In any case, image perception is not a theoretical matter but rather one with very practical import. The survivors (less than one-tenth of pre-war Polish Jewry ) returned to Poland with a very negative image of their countrymen, and it is no wonder that most were easily persuaded that Jews had no future in that country. Would they have tried to start new lives in the land of their birth had they retained the positive images of 1939? It is hard to say, but the Jews certainly packed up that negative image with them when they left Poland, and that is the perception that took hold in Israel.

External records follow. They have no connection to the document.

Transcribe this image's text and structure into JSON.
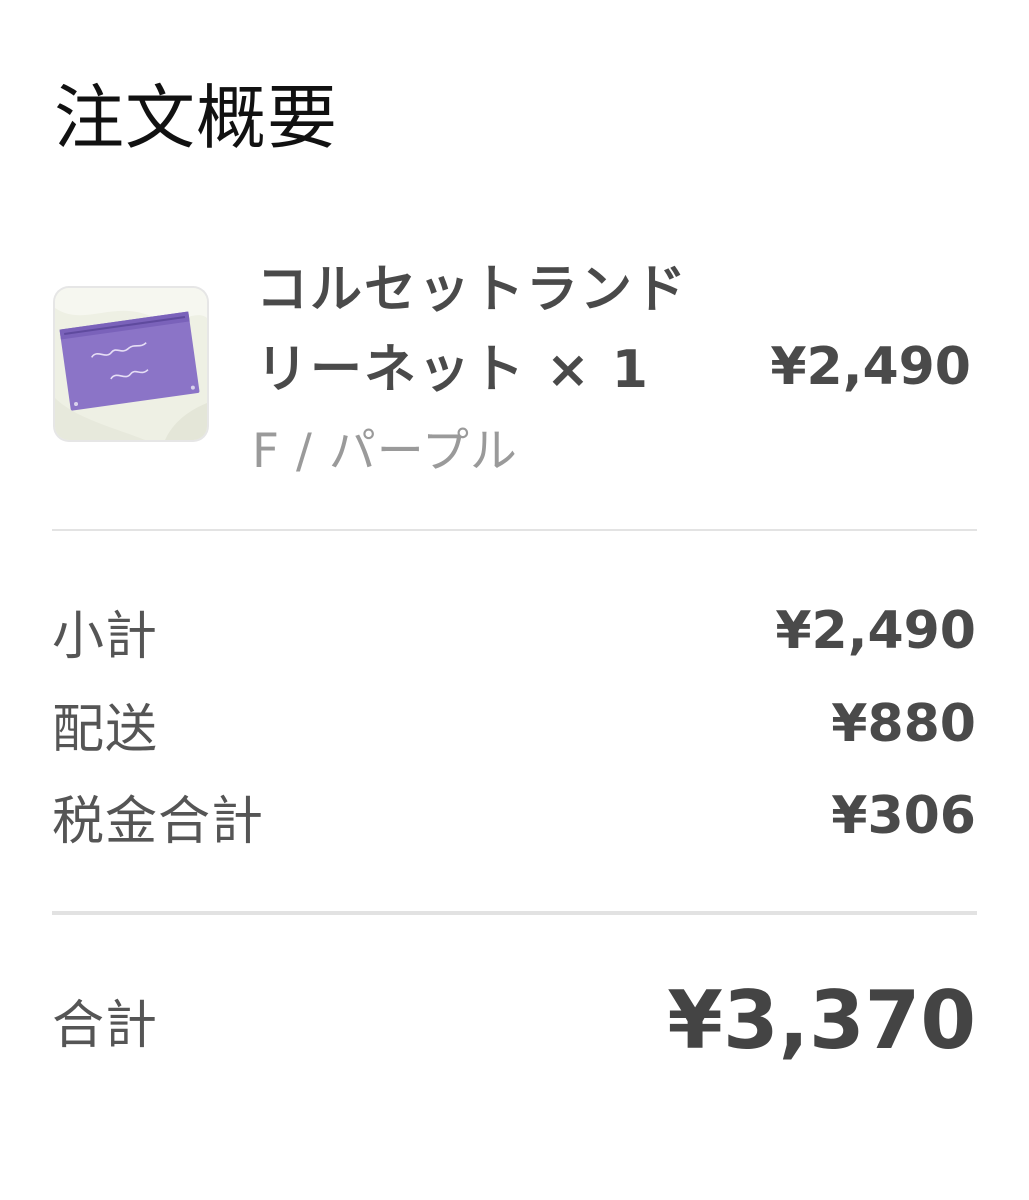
{
  "summary": {
    "title": "注文概要"
  },
  "item": {
    "name_line1": "コルセットランド",
    "name_line2": "リーネット × 1",
    "price": "¥2,490",
    "variant": "F / パープル",
    "thumbnail_icon": "product-thumbnail"
  },
  "breakdown": {
    "subtotal_label": "小計",
    "subtotal_value": "¥2,490",
    "shipping_label": "配送",
    "shipping_value": "¥880",
    "tax_label": "税金合計",
    "tax_value": "¥306"
  },
  "total": {
    "label": "合計",
    "value": "¥3,370"
  },
  "colors": {
    "text_dark": "#111111",
    "text_gray": "#555555",
    "text_light": "#9a9a9a",
    "product_purple": "#8b74c7"
  }
}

In the decades after the war, it was easier to hate the communist, poorer Poland than it was to hate "the other Germany," which went through an economic miracle. And thus, at a time when we had already almost forgiven Germany, the schadenfreude and resentment toward Poland remained.
Now that Poland is a member of the European Union and also has gone through an economic miracle, its image is changing again and many people are already seeing "the other Poland." Contributing to this, undoubtedly, is Poles' reckoning of conscience that started in the 1980s, regarding both the Holocaust (such as the recognition of the slaughter of the Jews of Jedwabne by Poles, in July 1941 ) and the establishment's anti-Semitism of the end of the 1960s.
The Poles' side
Memory and guilt are the subject of "Facing Memory: The Polish Account," a recent collection of articles written by Poles (edited and translated into Hebrew by Miri Paz, Hakibbutz Hameuchad, 2007 ). In this collection, Polish writers address questions about their guilt - meaning, questions of image. Joanna Tokarska-Bakir, for example, asks: "How are the Poles translating what they know - about themselves and about the Holocaust - into Polish non-guilt?"
Further along, the author hones in on the attempt to transform guilt into non-guilt and thus - alas - her research becomes relevant to Israel of our day. We too, after all, are very familiar with the attempt to free ourselves of guilt, to dismiss all criticism as anti-Semitism and to transform guilt into non-guilt.
And in fact, anyone who reads these two books will find it hard to avoid thoughts about the resemblance between the current situation, especially the perception of the Arabs in Israel, which never remains merely a perception, and that of the Jews in Poland before the war. Comparative research of this sort has not yet been conducted, but the modern-day milk cans are filling up with testimonies.